[DATA TO USE]

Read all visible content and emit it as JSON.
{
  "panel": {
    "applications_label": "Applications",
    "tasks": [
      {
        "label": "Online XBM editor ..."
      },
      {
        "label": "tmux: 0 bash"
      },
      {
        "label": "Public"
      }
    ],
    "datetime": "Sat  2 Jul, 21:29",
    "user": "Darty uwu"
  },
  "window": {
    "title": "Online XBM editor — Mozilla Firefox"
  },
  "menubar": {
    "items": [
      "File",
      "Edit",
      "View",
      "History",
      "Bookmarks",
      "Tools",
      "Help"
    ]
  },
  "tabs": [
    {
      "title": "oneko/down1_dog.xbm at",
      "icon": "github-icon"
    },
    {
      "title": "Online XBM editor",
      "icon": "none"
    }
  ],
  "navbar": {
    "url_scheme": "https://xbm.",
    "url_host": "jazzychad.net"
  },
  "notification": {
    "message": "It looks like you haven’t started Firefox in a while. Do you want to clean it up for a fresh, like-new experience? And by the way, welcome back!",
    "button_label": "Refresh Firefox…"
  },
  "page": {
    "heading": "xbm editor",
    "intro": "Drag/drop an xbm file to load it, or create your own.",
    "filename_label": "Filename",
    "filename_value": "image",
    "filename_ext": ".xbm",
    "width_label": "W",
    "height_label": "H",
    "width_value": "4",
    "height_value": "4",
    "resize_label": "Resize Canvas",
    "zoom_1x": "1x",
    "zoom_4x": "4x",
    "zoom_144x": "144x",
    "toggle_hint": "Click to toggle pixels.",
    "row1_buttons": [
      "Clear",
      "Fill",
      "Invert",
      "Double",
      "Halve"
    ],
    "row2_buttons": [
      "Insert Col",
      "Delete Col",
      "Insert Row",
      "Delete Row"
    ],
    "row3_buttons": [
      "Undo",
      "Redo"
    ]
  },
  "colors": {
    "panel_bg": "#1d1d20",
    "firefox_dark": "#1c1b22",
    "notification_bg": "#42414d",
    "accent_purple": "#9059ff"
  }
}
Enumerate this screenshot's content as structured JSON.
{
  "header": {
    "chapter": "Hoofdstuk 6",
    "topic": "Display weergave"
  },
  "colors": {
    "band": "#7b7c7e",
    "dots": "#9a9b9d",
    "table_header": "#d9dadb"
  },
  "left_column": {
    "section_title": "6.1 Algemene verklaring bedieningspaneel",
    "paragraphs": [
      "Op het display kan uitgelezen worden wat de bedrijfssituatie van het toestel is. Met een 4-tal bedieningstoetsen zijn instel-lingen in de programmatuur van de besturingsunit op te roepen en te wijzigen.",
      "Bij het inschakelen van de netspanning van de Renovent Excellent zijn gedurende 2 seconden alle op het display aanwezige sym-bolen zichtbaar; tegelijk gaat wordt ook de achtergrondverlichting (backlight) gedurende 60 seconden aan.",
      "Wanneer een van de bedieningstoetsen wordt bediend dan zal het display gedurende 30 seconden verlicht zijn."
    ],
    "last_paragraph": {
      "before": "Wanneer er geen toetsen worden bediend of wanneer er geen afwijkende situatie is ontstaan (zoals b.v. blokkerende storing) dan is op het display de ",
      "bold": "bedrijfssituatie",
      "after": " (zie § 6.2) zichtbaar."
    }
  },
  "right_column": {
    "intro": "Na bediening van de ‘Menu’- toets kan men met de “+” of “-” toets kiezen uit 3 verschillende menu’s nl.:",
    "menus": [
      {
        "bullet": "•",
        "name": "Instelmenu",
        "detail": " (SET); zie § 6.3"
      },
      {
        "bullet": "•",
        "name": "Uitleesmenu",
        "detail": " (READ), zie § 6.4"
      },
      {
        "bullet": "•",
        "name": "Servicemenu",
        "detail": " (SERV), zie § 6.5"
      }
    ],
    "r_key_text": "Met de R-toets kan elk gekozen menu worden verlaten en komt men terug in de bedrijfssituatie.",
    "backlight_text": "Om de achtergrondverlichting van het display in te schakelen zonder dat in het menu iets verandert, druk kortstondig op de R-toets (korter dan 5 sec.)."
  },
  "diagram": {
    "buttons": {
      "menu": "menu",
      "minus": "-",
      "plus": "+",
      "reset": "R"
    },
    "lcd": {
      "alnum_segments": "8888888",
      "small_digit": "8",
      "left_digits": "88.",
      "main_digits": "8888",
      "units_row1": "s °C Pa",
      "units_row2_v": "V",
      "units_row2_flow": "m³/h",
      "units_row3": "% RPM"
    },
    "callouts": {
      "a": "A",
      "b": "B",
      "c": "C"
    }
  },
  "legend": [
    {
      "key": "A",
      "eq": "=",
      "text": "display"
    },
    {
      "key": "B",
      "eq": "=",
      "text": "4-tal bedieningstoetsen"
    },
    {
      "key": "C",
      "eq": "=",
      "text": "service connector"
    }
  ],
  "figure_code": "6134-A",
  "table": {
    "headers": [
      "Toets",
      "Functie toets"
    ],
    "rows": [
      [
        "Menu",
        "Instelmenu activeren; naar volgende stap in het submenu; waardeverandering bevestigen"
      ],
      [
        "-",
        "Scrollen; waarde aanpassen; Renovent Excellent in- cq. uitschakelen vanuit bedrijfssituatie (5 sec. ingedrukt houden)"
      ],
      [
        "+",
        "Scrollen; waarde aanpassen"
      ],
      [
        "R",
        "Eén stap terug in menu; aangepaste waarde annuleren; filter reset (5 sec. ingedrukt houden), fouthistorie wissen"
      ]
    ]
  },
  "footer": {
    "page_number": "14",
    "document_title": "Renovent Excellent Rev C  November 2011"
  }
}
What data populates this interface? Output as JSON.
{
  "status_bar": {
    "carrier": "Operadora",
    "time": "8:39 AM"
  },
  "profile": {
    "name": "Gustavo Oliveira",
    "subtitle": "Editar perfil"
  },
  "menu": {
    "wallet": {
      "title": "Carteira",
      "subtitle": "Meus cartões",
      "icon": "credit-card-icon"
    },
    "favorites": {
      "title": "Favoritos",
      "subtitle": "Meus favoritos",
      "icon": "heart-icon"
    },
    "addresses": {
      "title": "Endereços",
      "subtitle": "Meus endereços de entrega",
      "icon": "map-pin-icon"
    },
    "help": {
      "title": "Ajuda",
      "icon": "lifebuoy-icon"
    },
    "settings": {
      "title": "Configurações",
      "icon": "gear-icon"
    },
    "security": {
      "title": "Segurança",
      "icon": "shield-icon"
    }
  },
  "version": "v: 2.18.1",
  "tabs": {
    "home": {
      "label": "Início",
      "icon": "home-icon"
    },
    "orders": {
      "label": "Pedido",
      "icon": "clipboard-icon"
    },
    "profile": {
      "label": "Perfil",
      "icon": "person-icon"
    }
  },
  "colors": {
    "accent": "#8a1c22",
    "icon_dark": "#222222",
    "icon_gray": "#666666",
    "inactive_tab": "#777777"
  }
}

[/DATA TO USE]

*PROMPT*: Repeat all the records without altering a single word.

*YOUR SOLUTION*:
Read all visible content and emit it as JSON.
{
  "panel": {
    "applications_label": "Applications",
    "tasks": [
      {
        "label": "Online XBM editor ..."
      },
      {
        "label": "tmux: 0 bash"
      },
      {
        "label": "Public"
      }
    ],
    "datetime": "Sat  2 Jul, 21:29",
    "user": "Darty uwu"
  },
  "window": {
    "title": "Online XBM editor — Mozilla Firefox"
  },
  "menubar": {
    "items": [
      "File",
      "Edit",
      "View",
      "History",
      "Bookmarks",
      "Tools",
      "Help"
    ]
  },
  "tabs": [
    {
      "title": "oneko/down1_dog.xbm at",
      "icon": "github-icon"
    },
    {
      "title": "Online XBM editor",
      "icon": "none"
    }
  ],
  "navbar": {
    "url_scheme": "https://xbm.",
    "url_host": "jazzychad.net"
  },
  "notification": {
    "message": "It looks like you haven’t started Firefox in a while. Do you want to clean it up for a fresh, like-new experience? And by the way, welcome back!",
    "button_label": "Refresh Firefox…"
  },
  "page": {
    "heading": "xbm editor",
    "intro": "Drag/drop an xbm file to load it, or create your own.",
    "filename_label": "Filename",
    "filename_value": "image",
    "filename_ext": ".xbm",
    "width_label": "W",
    "height_label": "H",
    "width_value": "4",
    "height_value": "4",
    "resize_label": "Resize Canvas",
    "zoom_1x": "1x",
    "zoom_4x": "4x",
    "zoom_144x": "144x",
    "toggle_hint": "Click to toggle pixels.",
    "row1_buttons": [
      "Clear",
      "Fill",
      "Invert",
      "Double",
      "Halve"
    ],
    "row2_buttons": [
      "Insert Col",
      "Delete Col",
      "Insert Row",
      "Delete Row"
    ],
    "row3_buttons": [
      "Undo",
      "Redo"
    ]
  },
  "colors": {
    "panel_bg": "#1d1d20",
    "firefox_dark": "#1c1b22",
    "notification_bg": "#42414d",
    "accent_purple": "#9059ff"
  }
}
Enumerate this screenshot's content as structured JSON.
{
  "header": {
    "chapter": "Hoofdstuk 6",
    "topic": "Display weergave"
  },
  "colors": {
    "band": "#7b7c7e",
    "dots": "#9a9b9d",
    "table_header": "#d9dadb"
  },
  "left_column": {
    "section_title": "6.1 Algemene verklaring bedieningspaneel",
    "paragraphs": [
      "Op het display kan uitgelezen worden wat de bedrijfssituatie van het toestel is. Met een 4-tal bedieningstoetsen zijn instel-lingen in de programmatuur van de besturingsunit op te roepen en te wijzigen.",
      "Bij het inschakelen van de netspanning van de Renovent Excellent zijn gedurende 2 seconden alle op het display aanwezige sym-bolen zichtbaar; tegelijk gaat wordt ook de achtergrondverlichting (backlight) gedurende 60 seconden aan.",
      "Wanneer een van de bedieningstoetsen wordt bediend dan zal het display gedurende 30 seconden verlicht zijn."
    ],
    "last_paragraph": {
      "before": "Wanneer er geen toetsen worden bediend of wanneer er geen afwijkende situatie is ontstaan (zoals b.v. blokkerende storing) dan is op het display de ",
      "bold": "bedrijfssituatie",
      "after": " (zie § 6.2) zichtbaar."
    }
  },
  "right_column": {
    "intro": "Na bediening van de ‘Menu’- toets kan men met de “+” of “-” toets kiezen uit 3 verschillende menu’s nl.:",
    "menus": [
      {
        "bullet": "•",
        "name": "Instelmenu",
        "detail": " (SET); zie § 6.3"
      },
      {
        "bullet": "•",
        "name": "Uitleesmenu",
        "detail": " (READ), zie § 6.4"
      },
      {
        "bullet": "•",
        "name": "Servicemenu",
        "detail": " (SERV), zie § 6.5"
      }
    ],
    "r_key_text": "Met de R-toets kan elk gekozen menu worden verlaten en komt men terug in de bedrijfssituatie.",
    "backlight_text": "Om de achtergrondverlichting van het display in te schakelen zonder dat in het menu iets verandert, druk kortstondig op de R-toets (korter dan 5 sec.)."
  },
  "diagram": {
    "buttons": {
      "menu": "menu",
      "minus": "-",
      "plus": "+",
      "reset": "R"
    },
    "lcd": {
      "alnum_segments": "8888888",
      "small_digit": "8",
      "left_digits": "88.",
      "main_digits": "8888",
      "units_row1": "s °C Pa",
      "units_row2_v": "V",
      "units_row2_flow": "m³/h",
      "units_row3": "% RPM"
    },
    "callouts": {
      "a": "A",
      "b": "B",
      "c": "C"
    }
  },
  "legend": [
    {
      "key": "A",
      "eq": "=",
      "text": "display"
    },
    {
      "key": "B",
      "eq": "=",
      "text": "4-tal bedieningstoetsen"
    },
    {
      "key": "C",
      "eq": "=",
      "text": "service connector"
    }
  ],
  "figure_code": "6134-A",
  "table": {
    "headers": [
      "Toets",
      "Functie toets"
    ],
    "rows": [
      [
        "Menu",
        "Instelmenu activeren; naar volgende stap in het submenu; waardeverandering bevestigen"
      ],
      [
        "-",
        "Scrollen; waarde aanpassen; Renovent Excellent in- cq. uitschakelen vanuit bedrijfssituatie (5 sec. ingedrukt houden)"
      ],
      [
        "+",
        "Scrollen; waarde aanpassen"
      ],
      [
        "R",
        "Eén stap terug in menu; aangepaste waarde annuleren; filter reset (5 sec. ingedrukt houden), fouthistorie wissen"
      ]
    ]
  },
  "footer": {
    "page_number": "14",
    "document_title": "Renovent Excellent Rev C  November 2011"
  }
}
What data populates this interface? Output as JSON.
{
  "status_bar": {
    "carrier": "Operadora",
    "time": "8:39 AM"
  },
  "profile": {
    "name": "Gustavo Oliveira",
    "subtitle": "Editar perfil"
  },
  "menu": {
    "wallet": {
      "title": "Carteira",
      "subtitle": "Meus cartões",
      "icon": "credit-card-icon"
    },
    "favorites": {
      "title": "Favoritos",
      "subtitle": "Meus favoritos",
      "icon": "heart-icon"
    },
    "addresses": {
      "title": "Endereços",
      "subtitle": "Meus endereços de entrega",
      "icon": "map-pin-icon"
    },
    "help": {
      "title": "Ajuda",
      "icon": "lifebuoy-icon"
    },
    "settings": {
      "title": "Configurações",
      "icon": "gear-icon"
    },
    "security": {
      "title": "Segurança",
      "icon": "shield-icon"
    }
  },
  "version": "v: 2.18.1",
  "tabs": {
    "home": {
      "label": "Início",
      "icon": "home-icon"
    },
    "orders": {
      "label": "Pedido",
      "icon": "clipboard-icon"
    },
    "profile": {
      "label": "Perfil",
      "icon": "person-icon"
    }
  },
  "colors": {
    "accent": "#8a1c22",
    "icon_dark": "#222222",
    "icon_gray": "#666666",
    "inactive_tab": "#777777"
  }
}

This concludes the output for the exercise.